A similar dynamic plays out during the flashback to Rue’s delivering the eulogy at her father’s memorial. “My first thought was, This feels like a movie,” Rue says of the moment when her dad passed. “I know a lot of people feel that way when traumatic things happen to them. At least I hear that a lot. It didn’t feel real.”

Just as Rue says that line, the perspective of the scene flips, and suddenly we are seeing this eulogy as staged during Lexi’s play, Our Life. The mourners are the actors playing all the people in Rue and Lexi’s orbit. A spotlight shines on Fake Rue as she repeats, “It felt like a movie.” Then the camera pans to Real Rue, who is sitting in the audience, watching a version of herself processing her grief while she’s still figuring out how to do the same thing in real life, as opposed to Our Life.

Several moments in the finale deliberately and pointedly feel, as Rue says, like a movie. The storming of Fez’s house by the police and the massive shoot-out that results in what appears to be Ashtray’s death is traumatic and surreal. It’s also the natural cinematic bookend to the sequence that opens this season of Euphoria, depicting Fez’s youth and his connection to Ashtray as a Martin Scorsese film. Before Cassie walks back into the auditorium and starts screaming at the actors in her sister’s play, the camera lingers on the sight of her outside the door to the theater, breathing heavily onto the glass pane. Everything about this image evokes the spirit of a horror movie, as does her stylized re-entrance into the auditorium, where she saunters aggressively down the aisle, one of her yellow heels stabbing a Playbill lying on the ground. (Side note: What high school is giving out Playbills at its plays?)

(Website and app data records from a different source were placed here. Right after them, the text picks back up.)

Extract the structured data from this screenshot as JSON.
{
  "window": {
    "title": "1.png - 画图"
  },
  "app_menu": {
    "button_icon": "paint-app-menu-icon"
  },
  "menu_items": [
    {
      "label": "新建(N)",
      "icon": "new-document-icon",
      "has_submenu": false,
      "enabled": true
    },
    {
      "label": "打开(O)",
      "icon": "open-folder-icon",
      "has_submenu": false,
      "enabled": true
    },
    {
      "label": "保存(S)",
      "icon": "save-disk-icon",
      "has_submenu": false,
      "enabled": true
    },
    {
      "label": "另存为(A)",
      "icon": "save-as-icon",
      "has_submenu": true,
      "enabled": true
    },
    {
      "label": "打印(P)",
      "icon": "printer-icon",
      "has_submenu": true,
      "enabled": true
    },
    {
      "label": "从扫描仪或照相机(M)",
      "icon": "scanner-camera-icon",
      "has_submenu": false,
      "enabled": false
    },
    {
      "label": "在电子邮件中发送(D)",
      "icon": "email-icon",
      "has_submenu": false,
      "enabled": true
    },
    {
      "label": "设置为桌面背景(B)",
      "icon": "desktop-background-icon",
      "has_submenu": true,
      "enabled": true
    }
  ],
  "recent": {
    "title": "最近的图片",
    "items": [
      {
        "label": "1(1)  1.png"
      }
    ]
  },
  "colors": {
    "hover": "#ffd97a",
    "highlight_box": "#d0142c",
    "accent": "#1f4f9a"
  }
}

While the melee that later ensues could, in theory, take place during a high-school show, it’s hard to imagine it actually happening the way it does here. As if to underline that, the people in the audience immediately become confused, wondering if what they’re watching is real or part of the play. In other words: Is this drama real, or is it just manufactured? If you’re the parent of a teen, or the teacher of teens, or any non-teen who regularly deals with teenagers, you probably ask yourself this question multiple times a day.

The friction between those extremes is especially relevant to what it’s like to be young in 2022, when some teens dump out their deepest feelings on TikTok or Instagram — or, perhaps, on stages at their high schools! — but keep them hidden from those nearest to them. Sometimes people get closer to reality when they’re performing, and sometimes they’re just being performative, and it can be challenging to tell the difference even when you’re the performer. This episode of Euphoria lives within that friction, which, admittedly, can be frustrating to witness. Hey, you know what else is frustrating? Teenagers! (If we’re tagging ourselves in this episode, I’m Suze, shouting “Language!” while my two daughters are about to rip each other to shreds in front of a live audience.)

Does it matter if Our Life, an expression of Lexi’s pent-up feelings in theatrical form, reflects the truth about every life depicted within it? It certainly does to the people she is writing about, who may feel like Lexi’s observations are an inaccurate depiction of their experience, not to mention an invasion of their privacy. But for a teenager like Lexi, and for Euphoria as a series, the most important priority is to convey and provoke feeling.

Midway through the play, after the Cassie/Maddy slap fight, Lexi becomes completely distraught. She’s certain this whole project has been a disaster. Bobbi, her stage manager with the voice of a baby angel, disagrees. “It could be worse,” she says. “It could be boring. I mean, how many shows in the history of East Highland High have started a riot?” Bobbi is essentially saying that the messiness ultimately doesn’t matter, because people will remember the intensity of all that drama and how it made them feel, and that’s what is important. Is she talking about Our Life here, or is she talking about Euphoria? The lines, once again, are blurred.

In the Euphoria Finale, Real Life and Our Life Collide